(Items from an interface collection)

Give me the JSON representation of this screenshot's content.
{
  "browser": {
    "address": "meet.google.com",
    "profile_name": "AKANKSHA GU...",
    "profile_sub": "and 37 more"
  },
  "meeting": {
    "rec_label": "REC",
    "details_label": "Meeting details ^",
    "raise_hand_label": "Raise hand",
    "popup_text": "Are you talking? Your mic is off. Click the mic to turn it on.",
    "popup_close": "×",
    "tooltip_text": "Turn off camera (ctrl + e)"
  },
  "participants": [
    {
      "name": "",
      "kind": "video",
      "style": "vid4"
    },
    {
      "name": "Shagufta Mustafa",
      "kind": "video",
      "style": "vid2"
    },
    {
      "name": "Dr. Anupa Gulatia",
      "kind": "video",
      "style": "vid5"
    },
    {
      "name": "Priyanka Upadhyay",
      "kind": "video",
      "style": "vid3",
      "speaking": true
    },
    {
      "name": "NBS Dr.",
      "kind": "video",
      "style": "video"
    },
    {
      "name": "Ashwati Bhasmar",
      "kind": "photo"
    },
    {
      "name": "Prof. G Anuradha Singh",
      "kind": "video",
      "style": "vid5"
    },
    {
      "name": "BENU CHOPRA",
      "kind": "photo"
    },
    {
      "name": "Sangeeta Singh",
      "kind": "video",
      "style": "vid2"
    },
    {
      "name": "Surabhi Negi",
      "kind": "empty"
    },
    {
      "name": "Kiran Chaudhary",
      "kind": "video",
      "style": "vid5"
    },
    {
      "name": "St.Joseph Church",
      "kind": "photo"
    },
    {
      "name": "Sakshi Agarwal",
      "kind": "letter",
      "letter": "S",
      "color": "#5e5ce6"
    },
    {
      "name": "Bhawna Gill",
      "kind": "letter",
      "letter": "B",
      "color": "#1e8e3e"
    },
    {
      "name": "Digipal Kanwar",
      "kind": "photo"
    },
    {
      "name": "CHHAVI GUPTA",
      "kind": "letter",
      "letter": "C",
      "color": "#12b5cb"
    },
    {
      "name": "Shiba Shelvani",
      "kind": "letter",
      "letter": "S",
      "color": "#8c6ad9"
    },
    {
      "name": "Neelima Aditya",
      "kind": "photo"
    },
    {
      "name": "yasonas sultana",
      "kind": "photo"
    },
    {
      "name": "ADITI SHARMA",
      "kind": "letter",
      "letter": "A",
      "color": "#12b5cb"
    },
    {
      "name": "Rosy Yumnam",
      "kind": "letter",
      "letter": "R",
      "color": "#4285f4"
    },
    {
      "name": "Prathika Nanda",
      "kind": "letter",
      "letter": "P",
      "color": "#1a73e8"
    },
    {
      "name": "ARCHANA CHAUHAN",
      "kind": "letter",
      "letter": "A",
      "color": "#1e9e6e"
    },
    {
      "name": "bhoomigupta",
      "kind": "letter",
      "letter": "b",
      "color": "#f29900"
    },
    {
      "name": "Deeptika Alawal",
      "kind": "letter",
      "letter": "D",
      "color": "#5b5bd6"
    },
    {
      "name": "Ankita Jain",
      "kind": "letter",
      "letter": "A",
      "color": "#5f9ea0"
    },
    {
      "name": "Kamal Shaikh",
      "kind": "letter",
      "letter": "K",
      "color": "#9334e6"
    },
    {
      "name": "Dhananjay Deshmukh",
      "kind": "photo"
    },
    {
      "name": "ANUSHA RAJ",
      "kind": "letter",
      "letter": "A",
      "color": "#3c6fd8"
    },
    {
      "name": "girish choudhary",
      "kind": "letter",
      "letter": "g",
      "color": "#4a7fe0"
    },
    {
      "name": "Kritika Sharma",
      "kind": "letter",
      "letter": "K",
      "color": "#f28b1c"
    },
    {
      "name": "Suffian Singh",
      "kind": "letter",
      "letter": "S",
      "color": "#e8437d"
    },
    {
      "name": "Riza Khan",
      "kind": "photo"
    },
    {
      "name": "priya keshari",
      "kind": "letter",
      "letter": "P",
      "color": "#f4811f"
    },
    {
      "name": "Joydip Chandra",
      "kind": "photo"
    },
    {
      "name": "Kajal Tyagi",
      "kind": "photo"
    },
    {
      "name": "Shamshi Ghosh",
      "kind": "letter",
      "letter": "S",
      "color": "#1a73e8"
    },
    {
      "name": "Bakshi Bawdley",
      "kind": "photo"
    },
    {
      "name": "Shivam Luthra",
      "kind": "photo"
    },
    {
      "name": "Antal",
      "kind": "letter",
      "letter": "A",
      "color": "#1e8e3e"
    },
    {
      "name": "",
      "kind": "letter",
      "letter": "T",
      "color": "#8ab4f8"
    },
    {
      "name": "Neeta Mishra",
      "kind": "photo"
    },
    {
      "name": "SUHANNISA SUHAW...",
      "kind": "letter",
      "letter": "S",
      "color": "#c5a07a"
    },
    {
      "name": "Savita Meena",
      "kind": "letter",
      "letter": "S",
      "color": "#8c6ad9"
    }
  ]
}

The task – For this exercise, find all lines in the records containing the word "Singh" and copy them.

Exercise answer –
      "name": "Prof. G Anuradha Singh",
      "name": "Sangeeta Singh",
      "name": "Suffian Singh",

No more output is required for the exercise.